Your task is to copy every entry exactly.

Stored items from a collection ->
____________
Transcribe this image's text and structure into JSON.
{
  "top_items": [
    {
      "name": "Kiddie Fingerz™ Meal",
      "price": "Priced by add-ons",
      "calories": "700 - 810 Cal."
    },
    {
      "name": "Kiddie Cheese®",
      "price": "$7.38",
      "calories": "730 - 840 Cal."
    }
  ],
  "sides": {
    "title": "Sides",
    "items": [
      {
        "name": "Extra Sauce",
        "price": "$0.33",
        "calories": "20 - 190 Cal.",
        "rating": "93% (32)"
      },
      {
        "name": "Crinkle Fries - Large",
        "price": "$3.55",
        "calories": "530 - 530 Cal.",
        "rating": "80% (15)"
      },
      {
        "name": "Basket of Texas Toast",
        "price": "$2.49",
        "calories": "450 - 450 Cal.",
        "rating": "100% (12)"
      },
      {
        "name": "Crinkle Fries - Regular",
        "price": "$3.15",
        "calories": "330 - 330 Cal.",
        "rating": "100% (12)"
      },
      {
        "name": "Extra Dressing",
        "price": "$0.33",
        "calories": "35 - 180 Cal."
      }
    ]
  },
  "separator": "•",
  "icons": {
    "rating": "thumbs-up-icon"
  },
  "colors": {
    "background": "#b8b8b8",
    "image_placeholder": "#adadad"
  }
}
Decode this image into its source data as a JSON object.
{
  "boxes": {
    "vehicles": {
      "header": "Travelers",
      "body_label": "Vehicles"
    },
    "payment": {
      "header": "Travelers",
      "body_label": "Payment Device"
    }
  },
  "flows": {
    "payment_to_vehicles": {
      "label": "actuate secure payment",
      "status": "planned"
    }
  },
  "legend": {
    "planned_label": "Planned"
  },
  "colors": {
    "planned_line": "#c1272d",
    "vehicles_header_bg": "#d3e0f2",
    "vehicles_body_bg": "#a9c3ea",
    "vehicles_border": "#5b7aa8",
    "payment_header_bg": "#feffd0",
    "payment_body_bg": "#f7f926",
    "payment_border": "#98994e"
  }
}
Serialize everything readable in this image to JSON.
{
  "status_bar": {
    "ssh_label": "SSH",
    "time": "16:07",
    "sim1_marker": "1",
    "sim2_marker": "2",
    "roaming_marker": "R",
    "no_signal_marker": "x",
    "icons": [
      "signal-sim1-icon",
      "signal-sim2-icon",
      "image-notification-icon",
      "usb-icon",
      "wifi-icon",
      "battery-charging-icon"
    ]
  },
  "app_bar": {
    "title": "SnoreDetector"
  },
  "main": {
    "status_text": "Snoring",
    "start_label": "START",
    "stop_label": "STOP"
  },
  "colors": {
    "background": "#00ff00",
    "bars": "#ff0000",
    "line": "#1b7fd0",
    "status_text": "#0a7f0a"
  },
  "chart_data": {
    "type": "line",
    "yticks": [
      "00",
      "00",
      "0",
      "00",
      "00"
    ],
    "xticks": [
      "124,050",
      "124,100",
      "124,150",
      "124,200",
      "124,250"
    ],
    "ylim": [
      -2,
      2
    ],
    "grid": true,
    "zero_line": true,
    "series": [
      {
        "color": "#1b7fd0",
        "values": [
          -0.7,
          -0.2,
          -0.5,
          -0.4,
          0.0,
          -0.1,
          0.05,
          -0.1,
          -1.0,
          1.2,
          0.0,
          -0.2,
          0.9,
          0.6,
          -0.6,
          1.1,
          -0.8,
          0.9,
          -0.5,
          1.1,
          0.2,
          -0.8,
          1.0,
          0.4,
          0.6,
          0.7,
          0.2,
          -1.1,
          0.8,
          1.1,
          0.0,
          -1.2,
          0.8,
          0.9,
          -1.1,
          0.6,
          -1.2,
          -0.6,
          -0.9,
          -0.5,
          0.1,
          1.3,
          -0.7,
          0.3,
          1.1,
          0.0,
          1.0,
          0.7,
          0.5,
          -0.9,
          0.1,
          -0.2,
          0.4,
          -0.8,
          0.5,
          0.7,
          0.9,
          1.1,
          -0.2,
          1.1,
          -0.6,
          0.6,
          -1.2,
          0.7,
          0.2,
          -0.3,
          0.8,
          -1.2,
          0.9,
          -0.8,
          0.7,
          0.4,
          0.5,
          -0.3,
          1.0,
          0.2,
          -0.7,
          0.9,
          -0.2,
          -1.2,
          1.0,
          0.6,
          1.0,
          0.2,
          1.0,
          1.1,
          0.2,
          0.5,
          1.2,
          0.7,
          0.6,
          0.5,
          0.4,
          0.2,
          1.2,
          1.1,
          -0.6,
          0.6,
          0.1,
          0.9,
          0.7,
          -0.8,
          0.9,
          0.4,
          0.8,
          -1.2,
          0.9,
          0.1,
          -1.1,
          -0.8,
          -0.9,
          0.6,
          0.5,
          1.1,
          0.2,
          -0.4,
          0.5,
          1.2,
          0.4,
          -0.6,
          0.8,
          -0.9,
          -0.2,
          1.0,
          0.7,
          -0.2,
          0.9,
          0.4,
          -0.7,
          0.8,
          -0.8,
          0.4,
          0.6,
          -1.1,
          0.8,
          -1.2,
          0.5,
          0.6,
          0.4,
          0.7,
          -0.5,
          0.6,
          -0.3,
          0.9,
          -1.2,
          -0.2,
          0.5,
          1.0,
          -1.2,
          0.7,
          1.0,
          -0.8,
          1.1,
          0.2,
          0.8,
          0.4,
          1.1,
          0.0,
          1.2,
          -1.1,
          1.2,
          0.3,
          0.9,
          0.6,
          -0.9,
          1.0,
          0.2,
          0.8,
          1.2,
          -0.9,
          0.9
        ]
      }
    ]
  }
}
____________
Solution ->
Transcribe this image's text and structure into JSON.
{
  "top_items": [
    {
      "name": "Kiddie Fingerz™ Meal",
      "price": "Priced by add-ons",
      "calories": "700 - 810 Cal."
    },
    {
      "name": "Kiddie Cheese®",
      "price": "$7.38",
      "calories": "730 - 840 Cal."
    }
  ],
  "sides": {
    "title": "Sides",
    "items": [
      {
        "name": "Extra Sauce",
        "price": "$0.33",
        "calories": "20 - 190 Cal.",
        "rating": "93% (32)"
      },
      {
        "name": "Crinkle Fries - Large",
        "price": "$3.55",
        "calories": "530 - 530 Cal.",
        "rating": "80% (15)"
      },
      {
        "name": "Basket of Texas Toast",
        "price": "$2.49",
        "calories": "450 - 450 Cal.",
        "rating": "100% (12)"
      },
      {
        "name": "Crinkle Fries - Regular",
        "price": "$3.15",
        "calories": "330 - 330 Cal.",
        "rating": "100% (12)"
      },
      {
        "name": "Extra Dressing",
        "price": "$0.33",
        "calories": "35 - 180 Cal."
      }
    ]
  },
  "separator": "•",
  "icons": {
    "rating": "thumbs-up-icon"
  },
  "colors": {
    "background": "#b8b8b8",
    "image_placeholder": "#adadad"
  }
}
Decode this image into its source data as a JSON object.
{
  "boxes": {
    "vehicles": {
      "header": "Travelers",
      "body_label": "Vehicles"
    },
    "payment": {
      "header": "Travelers",
      "body_label": "Payment Device"
    }
  },
  "flows": {
    "payment_to_vehicles": {
      "label": "actuate secure payment",
      "status": "planned"
    }
  },
  "legend": {
    "planned_label": "Planned"
  },
  "colors": {
    "planned_line": "#c1272d",
    "vehicles_header_bg": "#d3e0f2",
    "vehicles_body_bg": "#a9c3ea",
    "vehicles_border": "#5b7aa8",
    "payment_header_bg": "#feffd0",
    "payment_body_bg": "#f7f926",
    "payment_border": "#98994e"
  }
}
Serialize everything readable in this image to JSON.
{
  "status_bar": {
    "ssh_label": "SSH",
    "time": "16:07",
    "sim1_marker": "1",
    "sim2_marker": "2",
    "roaming_marker": "R",
    "no_signal_marker": "x",
    "icons": [
      "signal-sim1-icon",
      "signal-sim2-icon",
      "image-notification-icon",
      "usb-icon",
      "wifi-icon",
      "battery-charging-icon"
    ]
  },
  "app_bar": {
    "title": "SnoreDetector"
  },
  "main": {
    "status_text": "Snoring",
    "start_label": "START",
    "stop_label": "STOP"
  },
  "colors": {
    "background": "#00ff00",
    "bars": "#ff0000",
    "line": "#1b7fd0",
    "status_text": "#0a7f0a"
  },
  "chart_data": {
    "type": "line",
    "yticks": [
      "00",
      "00",
      "0",
      "00",
      "00"
    ],
    "xticks": [
      "124,050",
      "124,100",
      "124,150",
      "124,200",
      "124,250"
    ],
    "ylim": [
      -2,
      2
    ],
    "grid": true,
    "zero_line": true,
    "series": [
      {
        "color": "#1b7fd0",
        "values": [
          -0.7,
          -0.2,
          -0.5,
          -0.4,
          0.0,
          -0.1,
          0.05,
          -0.1,
          -1.0,
          1.2,
          0.0,
          -0.2,
          0.9,
          0.6,
          -0.6,
          1.1,
          -0.8,
          0.9,
          -0.5,
          1.1,
          0.2,
          -0.8,
          1.0,
          0.4,
          0.6,
          0.7,
          0.2,
          -1.1,
          0.8,
          1.1,
          0.0,
          -1.2,
          0.8,
          0.9,
          -1.1,
          0.6,
          -1.2,
          -0.6,
          -0.9,
          -0.5,
          0.1,
          1.3,
          -0.7,
          0.3,
          1.1,
          0.0,
          1.0,
          0.7,
          0.5,
          -0.9,
          0.1,
          -0.2,
          0.4,
          -0.8,
          0.5,
          0.7,
          0.9,
          1.1,
          -0.2,
          1.1,
          -0.6,
          0.6,
          -1.2,
          0.7,
          0.2,
          -0.3,
          0.8,
          -1.2,
          0.9,
          -0.8,
          0.7,
          0.4,
          0.5,
          -0.3,
          1.0,
          0.2,
          -0.7,
          0.9,
          -0.2,
          -1.2,
          1.0,
          0.6,
          1.0,
          0.2,
          1.0,
          1.1,
          0.2,
          0.5,
          1.2,
          0.7,
          0.6,
          0.5,
          0.4,
          0.2,
          1.2,
          1.1,
          -0.6,
          0.6,
          0.1,
          0.9,
          0.7,
          -0.8,
          0.9,
          0.4,
          0.8,
          -1.2,
          0.9,
          0.1,
          -1.1,
          -0.8,
          -0.9,
          0.6,
          0.5,
          1.1,
          0.2,
          -0.4,
          0.5,
          1.2,
          0.4,
          -0.6,
          0.8,
          -0.9,
          -0.2,
          1.0,
          0.7,
          -0.2,
          0.9,
          0.4,
          -0.7,
          0.8,
          -0.8,
          0.4,
          0.6,
          -1.1,
          0.8,
          -1.2,
          0.5,
          0.6,
          0.4,
          0.7,
          -0.5,
          0.6,
          -0.3,
          0.9,
          -1.2,
          -0.2,
          0.5,
          1.0,
          -1.2,
          0.7,
          1.0,
          -0.8,
          1.1,
          0.2,
          0.8,
          0.4,
          1.1,
          0.0,
          1.2,
          -1.1,
          1.2,
          0.3,
          0.9,
          0.6,
          -0.9,
          1.0,
          0.2,
          0.8,
          1.2,
          -0.9,
          0.9
        ]
      }
    ]
  }
}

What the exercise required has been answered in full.